By Ebin Sandler, World Israel News Staff
On Wednesday, U.S. Secretary of State Mike Pompeo weighed in on Israel’s plan to extend sovereignty over Jewish communities in Judea and Samaria, fielding questions in the press briefing room at the State Department.
“As for the annexation of [Judea and Samaria], the Israelis will ultimately make those decisions,” said Pompeo, answering a question regarding Israel’s new unity government and its plans to begin annexation in July.
“That’s an Israeli decision, and we will work closely with them to share our views in a private setting,” Pompeo added.
The secretary of state also said that the Trump administration was “happy that a new [Israeli] government was formed,” referring to the coalition forged between Prime Minister Benjamin Netanyahu and his primary challenger, Blue and White leader Benny Gantz. The two agreed to form a unity government on Monday evening, with Netanyahu serving as prime minister for the first 18 months of the term, and Gantz taking over after that.
“In less than two months, there will be [in Judea and Samaria] the application of sovereignty,” said Likud sources earlier in the week. “It’s a historic step in the annals of the State of Israel. It’s an achievement for the generations.”
Through its Mideast peace plan, the Trump administration signaled approval for Israeli sovereignty over Jewish communities in Judea and Samaria, eschewing previous administrations’ demands that Israel make concessions to the Palestinians at the outset of negotiations.
It now appears that the Netanyahu-Gantz unity government is preparing to initiate the process of extending sovereignty in July. Israel gained control of Judea and Samaria in 1967, including eastern portions of Jerusalem, when it repelled an attack by Jordan, defeating four Arab nations in total during the Six-Day War.
In addition to his remarks on the issue of annexation, Pompeo also commented on the $5 million of aid that the U.S. recently released to the Palestinian Authority (PA) to assist it in the COVID-19 battle.
“We hope [the aid] will get to the right places,” said Pompeo. “The reason we stopped providing assistance previously is that these resources weren’t getting to the Palestinian people.”
“We’ll evaluate whether these resources worked, [and] actually got to the Palestinian people,” Pompeo added.
The Trump administration has slashed aid to the Palestinian Authority, primarily due to its official policy of providing salaries to those who commit violent terror attacks against Israelis and stipends to the family members of Palestinians killed while committing terror-related crimes.

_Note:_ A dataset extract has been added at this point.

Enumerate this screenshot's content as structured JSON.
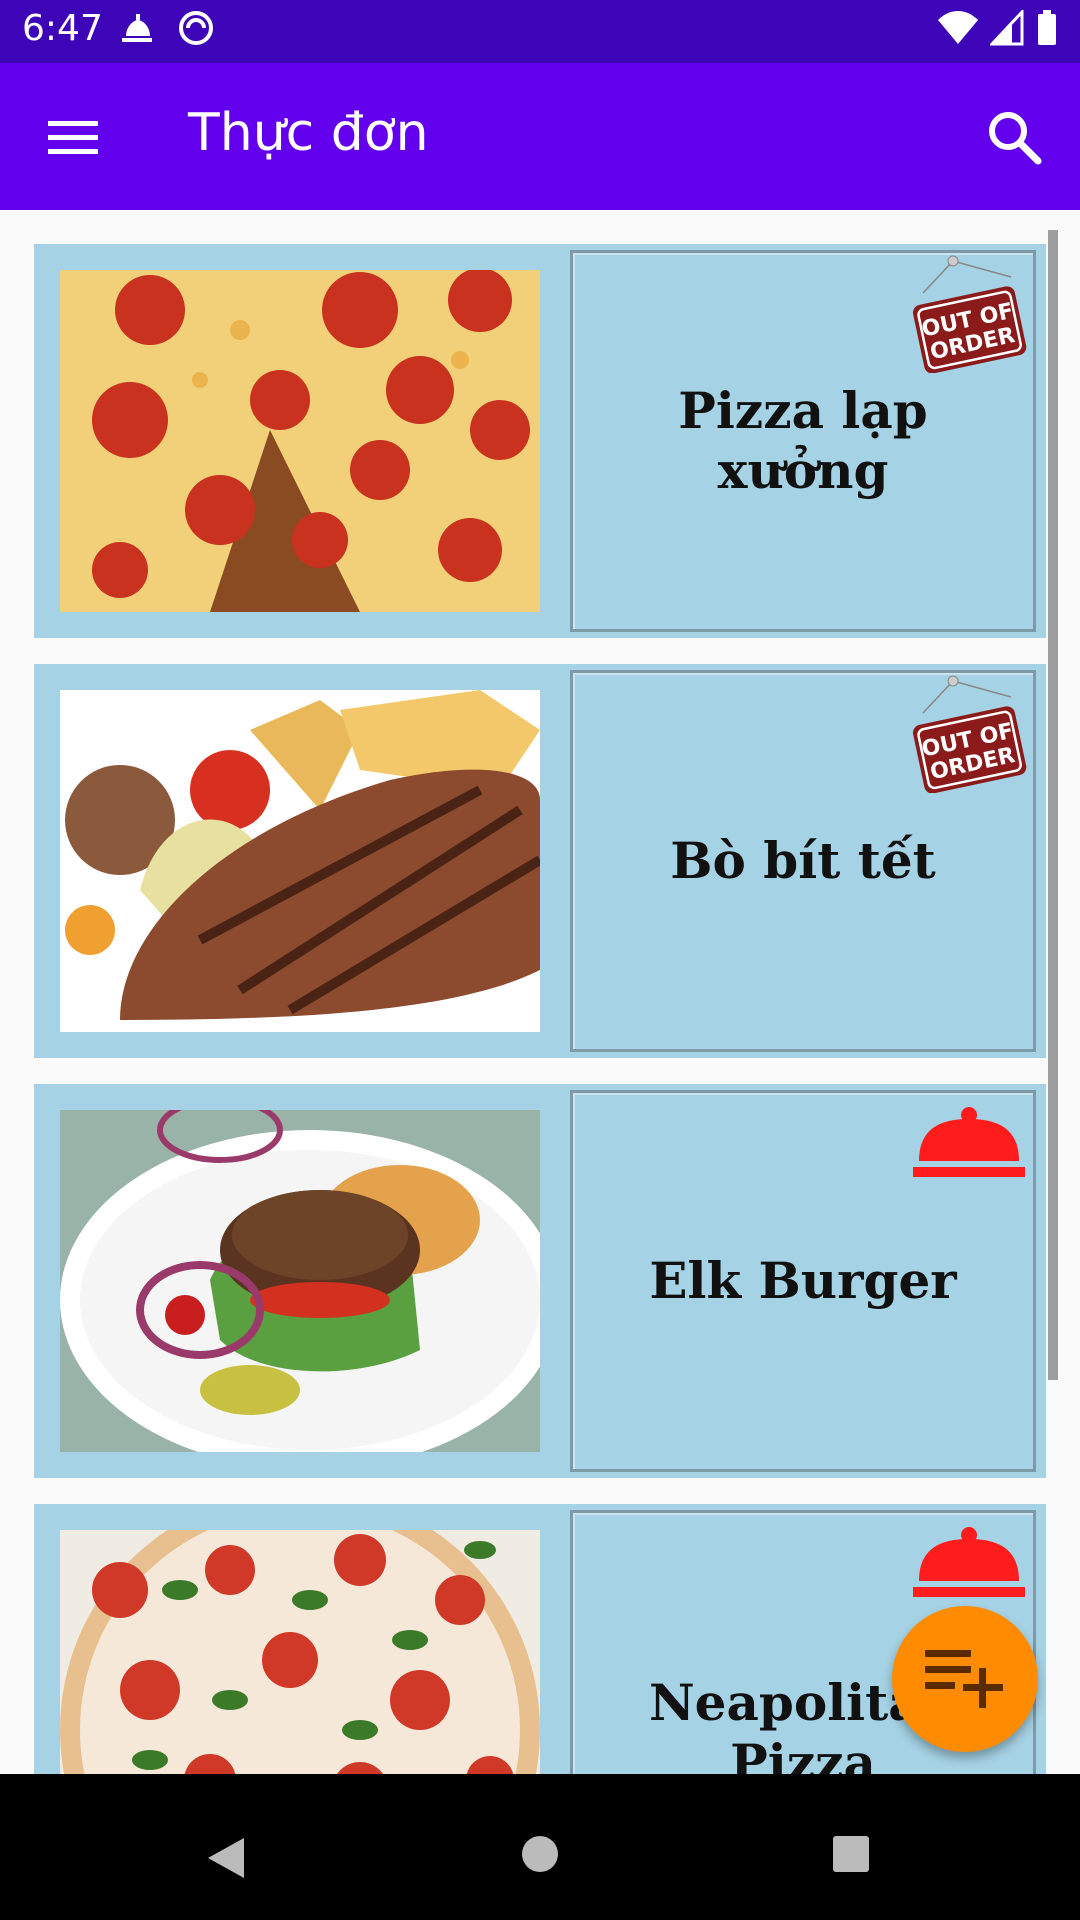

While Pompeo did not refer explicitly to the PA’s terror stipend policy, he alluded to the fact that foreign aid did not in the past “actually” reach Palestinians.
In 2017, The Washington Post reported that the PA paid $183 million to families of “martyrs,” a term that refers to terrorists killed during attacks on Israelis. That year, the PA paid an additional $160 million to prisoners incarcerated for terror attacks on Israelis. These individuals receive a salary that exceeds the average income for Palestinians.
In 2017, the PA received a total of $693 million in foreign aid and allocated $343 million for terror stipends.